Provided material -
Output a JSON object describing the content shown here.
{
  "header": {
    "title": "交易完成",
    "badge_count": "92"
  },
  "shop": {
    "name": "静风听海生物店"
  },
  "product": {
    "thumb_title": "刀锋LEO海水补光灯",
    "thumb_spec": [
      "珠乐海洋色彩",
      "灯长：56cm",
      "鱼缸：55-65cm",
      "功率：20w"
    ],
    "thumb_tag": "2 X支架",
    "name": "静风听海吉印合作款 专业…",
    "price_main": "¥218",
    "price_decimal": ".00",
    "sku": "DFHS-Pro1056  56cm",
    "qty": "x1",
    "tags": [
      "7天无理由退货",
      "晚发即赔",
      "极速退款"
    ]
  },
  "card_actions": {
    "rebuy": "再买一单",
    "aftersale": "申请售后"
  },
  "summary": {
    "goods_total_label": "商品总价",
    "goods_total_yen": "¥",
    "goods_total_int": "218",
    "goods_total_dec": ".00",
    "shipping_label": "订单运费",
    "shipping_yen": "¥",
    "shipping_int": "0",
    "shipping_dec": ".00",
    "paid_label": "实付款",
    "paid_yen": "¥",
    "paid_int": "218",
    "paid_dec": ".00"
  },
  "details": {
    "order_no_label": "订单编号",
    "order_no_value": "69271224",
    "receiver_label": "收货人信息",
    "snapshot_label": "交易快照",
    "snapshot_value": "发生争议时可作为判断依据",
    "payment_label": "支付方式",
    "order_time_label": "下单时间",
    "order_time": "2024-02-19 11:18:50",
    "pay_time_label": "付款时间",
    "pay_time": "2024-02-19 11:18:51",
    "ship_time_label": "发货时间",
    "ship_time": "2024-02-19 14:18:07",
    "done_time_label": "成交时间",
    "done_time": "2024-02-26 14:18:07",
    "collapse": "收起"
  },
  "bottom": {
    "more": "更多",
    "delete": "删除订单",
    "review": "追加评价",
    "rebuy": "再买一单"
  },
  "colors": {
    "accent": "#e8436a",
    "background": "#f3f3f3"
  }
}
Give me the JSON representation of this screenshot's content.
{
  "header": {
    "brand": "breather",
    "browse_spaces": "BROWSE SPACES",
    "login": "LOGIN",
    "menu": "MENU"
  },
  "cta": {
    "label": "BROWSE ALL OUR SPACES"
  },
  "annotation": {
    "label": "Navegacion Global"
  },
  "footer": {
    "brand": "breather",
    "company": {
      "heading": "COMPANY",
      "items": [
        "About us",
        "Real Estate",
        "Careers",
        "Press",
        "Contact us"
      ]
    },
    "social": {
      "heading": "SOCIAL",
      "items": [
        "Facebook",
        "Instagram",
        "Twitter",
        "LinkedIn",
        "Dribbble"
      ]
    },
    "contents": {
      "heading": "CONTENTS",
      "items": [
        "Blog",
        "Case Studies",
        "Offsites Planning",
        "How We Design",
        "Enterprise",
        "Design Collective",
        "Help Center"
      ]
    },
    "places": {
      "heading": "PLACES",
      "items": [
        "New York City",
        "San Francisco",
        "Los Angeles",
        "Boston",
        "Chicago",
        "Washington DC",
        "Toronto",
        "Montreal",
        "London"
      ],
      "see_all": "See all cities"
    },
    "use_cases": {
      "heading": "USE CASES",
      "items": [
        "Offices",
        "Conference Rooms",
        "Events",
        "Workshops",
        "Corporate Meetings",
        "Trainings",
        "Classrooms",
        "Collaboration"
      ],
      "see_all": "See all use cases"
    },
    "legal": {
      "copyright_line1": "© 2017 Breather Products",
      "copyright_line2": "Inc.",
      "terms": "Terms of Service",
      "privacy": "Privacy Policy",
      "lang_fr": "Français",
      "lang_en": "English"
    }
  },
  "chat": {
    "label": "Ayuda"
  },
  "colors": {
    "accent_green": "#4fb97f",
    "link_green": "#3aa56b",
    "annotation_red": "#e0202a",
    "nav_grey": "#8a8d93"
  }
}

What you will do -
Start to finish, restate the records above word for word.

Finished task -
Output a JSON object describing the content shown here.
{
  "header": {
    "title": "交易完成",
    "badge_count": "92"
  },
  "shop": {
    "name": "静风听海生物店"
  },
  "product": {
    "thumb_title": "刀锋LEO海水补光灯",
    "thumb_spec": [
      "珠乐海洋色彩",
      "灯长：56cm",
      "鱼缸：55-65cm",
      "功率：20w"
    ],
    "thumb_tag": "2 X支架",
    "name": "静风听海吉印合作款 专业…",
    "price_main": "¥218",
    "price_decimal": ".00",
    "sku": "DFHS-Pro1056  56cm",
    "qty": "x1",
    "tags": [
      "7天无理由退货",
      "晚发即赔",
      "极速退款"
    ]
  },
  "card_actions": {
    "rebuy": "再买一单",
    "aftersale": "申请售后"
  },
  "summary": {
    "goods_total_label": "商品总价",
    "goods_total_yen": "¥",
    "goods_total_int": "218",
    "goods_total_dec": ".00",
    "shipping_label": "订单运费",
    "shipping_yen": "¥",
    "shipping_int": "0",
    "shipping_dec": ".00",
    "paid_label": "实付款",
    "paid_yen": "¥",
    "paid_int": "218",
    "paid_dec": ".00"
  },
  "details": {
    "order_no_label": "订单编号",
    "order_no_value": "69271224",
    "receiver_label": "收货人信息",
    "snapshot_label": "交易快照",
    "snapshot_value": "发生争议时可作为判断依据",
    "payment_label": "支付方式",
    "order_time_label": "下单时间",
    "order_time": "2024-02-19 11:18:50",
    "pay_time_label": "付款时间",
    "pay_time": "2024-02-19 11:18:51",
    "ship_time_label": "发货时间",
    "ship_time": "2024-02-19 14:18:07",
    "done_time_label": "成交时间",
    "done_time": "2024-02-26 14:18:07",
    "collapse": "收起"
  },
  "bottom": {
    "more": "更多",
    "delete": "删除订单",
    "review": "追加评价",
    "rebuy": "再买一单"
  },
  "colors": {
    "accent": "#e8436a",
    "background": "#f3f3f3"
  }
}
Give me the JSON representation of this screenshot's content.
{
  "header": {
    "brand": "breather",
    "browse_spaces": "BROWSE SPACES",
    "login": "LOGIN",
    "menu": "MENU"
  },
  "cta": {
    "label": "BROWSE ALL OUR SPACES"
  },
  "annotation": {
    "label": "Navegacion Global"
  },
  "footer": {
    "brand": "breather",
    "company": {
      "heading": "COMPANY",
      "items": [
        "About us",
        "Real Estate",
        "Careers",
        "Press",
        "Contact us"
      ]
    },
    "social": {
      "heading": "SOCIAL",
      "items": [
        "Facebook",
        "Instagram",
        "Twitter",
        "LinkedIn",
        "Dribbble"
      ]
    },
    "contents": {
      "heading": "CONTENTS",
      "items": [
        "Blog",
        "Case Studies",
        "Offsites Planning",
        "How We Design",
        "Enterprise",
        "Design Collective",
        "Help Center"
      ]
    },
    "places": {
      "heading": "PLACES",
      "items": [
        "New York City",
        "San Francisco",
        "Los Angeles",
        "Boston",
        "Chicago",
        "Washington DC",
        "Toronto",
        "Montreal",
        "London"
      ],
      "see_all": "See all cities"
    },
    "use_cases": {
      "heading": "USE CASES",
      "items": [
        "Offices",
        "Conference Rooms",
        "Events",
        "Workshops",
        "Corporate Meetings",
        "Trainings",
        "Classrooms",
        "Collaboration"
      ],
      "see_all": "See all use cases"
    },
    "legal": {
      "copyright_line1": "© 2017 Breather Products",
      "copyright_line2": "Inc.",
      "terms": "Terms of Service",
      "privacy": "Privacy Policy",
      "lang_fr": "Français",
      "lang_en": "English"
    }
  },
  "chat": {
    "label": "Ayuda"
  },
  "colors": {
    "accent_green": "#4fb97f",
    "link_green": "#3aa56b",
    "annotation_red": "#e0202a",
    "nav_grey": "#8a8d93"
  }
}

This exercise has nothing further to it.